It is logical to assume that the reason my father, brother and I were not selected for death during this procedure was that we still had some fat and muscle on our bodies, due to our advantages in the Lodz Ghetto. Instead, we were chosen to be processed into the quarantine barracks of Birkenau. Prior to that, we were marched into a huge building where they stripped us naked and then turned us over to quite a few clumsy “barbers” clipping off the hair from our heads and body completely. We were then run into very large room with many steel pipes and showerheads. I, like several others, wondered what will come out of the showerheads: poison gas or water? To everyone’s relief, it was water.

While still quite naked, we were run out of the shower room to be given our prison clothing – really old used shirts, jackets, and pants with streaks of red paint down the back and legs. Many of the jackets revealed their origin: They were unfaded by the sun areas on them in the shape of a Star of David. We didn’t really need to have anyone point out to us that the previous owners of the clothing were by now quite dead. We were also given some pieces of rags to use as socks on our feet and protect them from the mainly wooden-soled boots. There was no way to get the right size for the right person; later on, in the quarantine barracks, people started swapping different pieces of this clothing with each other to make a better fit.

The next morning, we were forced outside the barracks quite early and simply stood around looking at our surroundings and trying to orient ourselves.
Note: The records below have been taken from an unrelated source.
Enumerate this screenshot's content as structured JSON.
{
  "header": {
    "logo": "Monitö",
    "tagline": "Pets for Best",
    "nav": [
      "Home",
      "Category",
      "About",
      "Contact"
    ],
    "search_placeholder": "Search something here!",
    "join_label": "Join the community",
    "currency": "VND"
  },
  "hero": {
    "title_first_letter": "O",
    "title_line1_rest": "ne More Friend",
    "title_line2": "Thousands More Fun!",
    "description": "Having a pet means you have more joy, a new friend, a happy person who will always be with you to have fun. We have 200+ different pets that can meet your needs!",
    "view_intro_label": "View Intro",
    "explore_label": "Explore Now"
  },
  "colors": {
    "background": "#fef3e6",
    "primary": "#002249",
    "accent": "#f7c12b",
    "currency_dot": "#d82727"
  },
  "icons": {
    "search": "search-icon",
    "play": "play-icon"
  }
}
About the same time, across from us, was the women’s camp beyond a shallow ditch with barbed wire on both sides. We could see a very large group of women staring at us as we were at them. After a while we noticed among the women one whom we knew from the ghetto, and Maks took me and my brother by the hand and got closer to the barbed wire. Then, making a space between me and him, he pointed at it while moving his head up and down and the side, thus asking what happened with my mother Regina. The woman drew a hand across her throat, shook her head from side to side and then covered her eyes. Thus we found out that my mother Regina was murdered by cyanide in the gas chamber. We also couldn’t see Anna Marie Jakobson or my aunt Felicja, and therefore assumed they were also dead. A bit later on we ran into Jakub Jakobson who told us that Stan was sent to the gas chamber. 

Editor’s note:

Walter Plywaski’s presentation at Anythink coincided with the display of “Fighting the Fires of Hate: America and the Nazi Book Burnings,” an interactive exhibition produced by the United States Holocaust Memorial Museum. Plywaski’s speech drew over 300 people, and highlighted not only his time in the Polish ghetto and concentration camps, but also his escape and transition to the United States. This essay provides a glimpse of just one piece of that long journey. Plywaski continues to share his story at presentations and with journalists, comprehensive versions of which can be found online. To the crowd at Anythink Wright Farms, he left us with the following message:

“Don’t be an evildoer, and don’t be a bystander to evil.” 

Want to know more?
To access resources that help students, parents and educators learn more about the Holocaust, please visit the United States Holocaust Memorial Museum website at ushmm.org. The museum provides materials and guidance to help individuals gain information and a better understanding of this important historical event and its impact on our world.